Below are some entries. Copy each line that holds the string "name".

- **Interface dataset entries**:
____________________
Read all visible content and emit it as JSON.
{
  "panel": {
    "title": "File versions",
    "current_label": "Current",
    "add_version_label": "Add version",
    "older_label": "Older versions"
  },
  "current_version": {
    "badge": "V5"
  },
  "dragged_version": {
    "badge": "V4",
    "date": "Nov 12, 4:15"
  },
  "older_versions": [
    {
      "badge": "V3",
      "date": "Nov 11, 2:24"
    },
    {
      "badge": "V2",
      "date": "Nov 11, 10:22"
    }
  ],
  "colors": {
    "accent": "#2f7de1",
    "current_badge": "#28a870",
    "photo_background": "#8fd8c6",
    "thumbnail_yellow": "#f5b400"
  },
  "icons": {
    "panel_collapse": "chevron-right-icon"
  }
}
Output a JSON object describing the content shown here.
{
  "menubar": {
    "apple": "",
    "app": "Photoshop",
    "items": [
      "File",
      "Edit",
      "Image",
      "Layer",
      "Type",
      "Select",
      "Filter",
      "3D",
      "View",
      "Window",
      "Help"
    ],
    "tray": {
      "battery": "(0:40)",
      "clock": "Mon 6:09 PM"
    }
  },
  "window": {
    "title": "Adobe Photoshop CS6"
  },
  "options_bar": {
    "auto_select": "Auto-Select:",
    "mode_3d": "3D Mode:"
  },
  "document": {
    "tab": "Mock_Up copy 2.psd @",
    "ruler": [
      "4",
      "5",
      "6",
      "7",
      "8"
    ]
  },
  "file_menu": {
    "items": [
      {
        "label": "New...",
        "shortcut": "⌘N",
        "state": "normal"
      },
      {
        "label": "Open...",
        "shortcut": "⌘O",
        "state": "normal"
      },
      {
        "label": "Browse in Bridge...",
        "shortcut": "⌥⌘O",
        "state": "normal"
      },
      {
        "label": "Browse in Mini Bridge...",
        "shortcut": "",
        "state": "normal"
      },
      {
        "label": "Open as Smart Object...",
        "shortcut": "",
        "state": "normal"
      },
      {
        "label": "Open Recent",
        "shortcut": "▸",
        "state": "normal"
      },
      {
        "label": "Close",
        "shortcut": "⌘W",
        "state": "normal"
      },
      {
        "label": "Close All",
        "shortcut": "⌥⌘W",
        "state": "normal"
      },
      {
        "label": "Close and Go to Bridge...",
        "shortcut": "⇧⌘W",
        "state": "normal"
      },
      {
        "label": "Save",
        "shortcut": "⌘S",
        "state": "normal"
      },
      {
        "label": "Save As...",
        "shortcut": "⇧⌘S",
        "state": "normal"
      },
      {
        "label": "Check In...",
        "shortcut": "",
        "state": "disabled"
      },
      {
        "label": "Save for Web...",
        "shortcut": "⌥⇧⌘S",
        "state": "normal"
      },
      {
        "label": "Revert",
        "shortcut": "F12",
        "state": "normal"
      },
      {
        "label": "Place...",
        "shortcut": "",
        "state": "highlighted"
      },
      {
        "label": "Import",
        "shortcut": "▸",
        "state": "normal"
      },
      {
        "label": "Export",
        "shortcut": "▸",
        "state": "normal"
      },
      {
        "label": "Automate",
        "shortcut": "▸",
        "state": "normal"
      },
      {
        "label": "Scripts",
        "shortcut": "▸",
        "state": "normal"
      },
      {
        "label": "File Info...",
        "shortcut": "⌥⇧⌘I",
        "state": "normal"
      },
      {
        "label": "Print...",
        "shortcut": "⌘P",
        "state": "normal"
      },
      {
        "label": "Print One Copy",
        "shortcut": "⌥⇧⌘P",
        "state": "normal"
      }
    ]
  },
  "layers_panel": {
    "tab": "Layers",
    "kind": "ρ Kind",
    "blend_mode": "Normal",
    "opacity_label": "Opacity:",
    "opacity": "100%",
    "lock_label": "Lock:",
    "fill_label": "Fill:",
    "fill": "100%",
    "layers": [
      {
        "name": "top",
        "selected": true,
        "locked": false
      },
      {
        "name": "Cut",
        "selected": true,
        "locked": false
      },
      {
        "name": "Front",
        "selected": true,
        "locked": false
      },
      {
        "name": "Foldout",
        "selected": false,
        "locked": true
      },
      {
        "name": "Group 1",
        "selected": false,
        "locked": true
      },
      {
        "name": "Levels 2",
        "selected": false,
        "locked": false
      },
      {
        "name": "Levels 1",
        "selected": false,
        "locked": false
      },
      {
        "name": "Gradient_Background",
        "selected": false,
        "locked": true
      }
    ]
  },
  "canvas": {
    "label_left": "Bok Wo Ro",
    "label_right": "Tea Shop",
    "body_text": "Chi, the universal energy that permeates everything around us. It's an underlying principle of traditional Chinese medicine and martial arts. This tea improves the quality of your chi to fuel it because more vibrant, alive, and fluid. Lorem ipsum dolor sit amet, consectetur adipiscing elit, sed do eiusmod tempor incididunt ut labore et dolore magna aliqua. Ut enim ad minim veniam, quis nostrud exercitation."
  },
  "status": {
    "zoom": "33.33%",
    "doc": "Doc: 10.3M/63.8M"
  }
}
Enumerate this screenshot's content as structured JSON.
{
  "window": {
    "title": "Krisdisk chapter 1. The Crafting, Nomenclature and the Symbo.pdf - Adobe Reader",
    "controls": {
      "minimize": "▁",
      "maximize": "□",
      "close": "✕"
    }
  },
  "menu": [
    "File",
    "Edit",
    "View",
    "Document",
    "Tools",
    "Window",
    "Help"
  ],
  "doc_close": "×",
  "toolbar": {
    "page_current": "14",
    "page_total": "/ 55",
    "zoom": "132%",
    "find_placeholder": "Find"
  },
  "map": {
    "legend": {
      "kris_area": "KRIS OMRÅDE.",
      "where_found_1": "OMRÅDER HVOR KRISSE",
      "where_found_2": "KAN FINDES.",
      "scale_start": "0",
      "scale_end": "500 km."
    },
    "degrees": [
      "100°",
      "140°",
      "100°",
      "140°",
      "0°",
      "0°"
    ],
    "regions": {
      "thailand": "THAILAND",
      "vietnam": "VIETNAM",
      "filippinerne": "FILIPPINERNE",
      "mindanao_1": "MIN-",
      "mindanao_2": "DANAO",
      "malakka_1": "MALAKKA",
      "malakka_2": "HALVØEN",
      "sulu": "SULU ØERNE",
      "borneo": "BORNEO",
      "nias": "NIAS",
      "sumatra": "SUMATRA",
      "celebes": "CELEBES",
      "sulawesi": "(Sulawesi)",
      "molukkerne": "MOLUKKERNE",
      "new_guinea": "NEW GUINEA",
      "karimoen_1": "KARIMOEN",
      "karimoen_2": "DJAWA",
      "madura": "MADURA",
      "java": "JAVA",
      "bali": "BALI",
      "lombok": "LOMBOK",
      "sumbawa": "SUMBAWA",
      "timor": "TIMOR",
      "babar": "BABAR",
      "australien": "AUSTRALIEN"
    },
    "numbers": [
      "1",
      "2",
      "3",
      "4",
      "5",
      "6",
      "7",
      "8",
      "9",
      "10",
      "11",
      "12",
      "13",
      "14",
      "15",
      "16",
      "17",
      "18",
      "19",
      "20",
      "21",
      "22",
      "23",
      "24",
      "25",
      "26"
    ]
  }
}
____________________
- **Output below**:
        "name": "top",
        "name": "Cut",
        "name": "Front",
        "name": "Foldout",
        "name": "Group 1",
        "name": "Levels 2",
        "name": "Levels 1",
        "name": "Gradient_Background",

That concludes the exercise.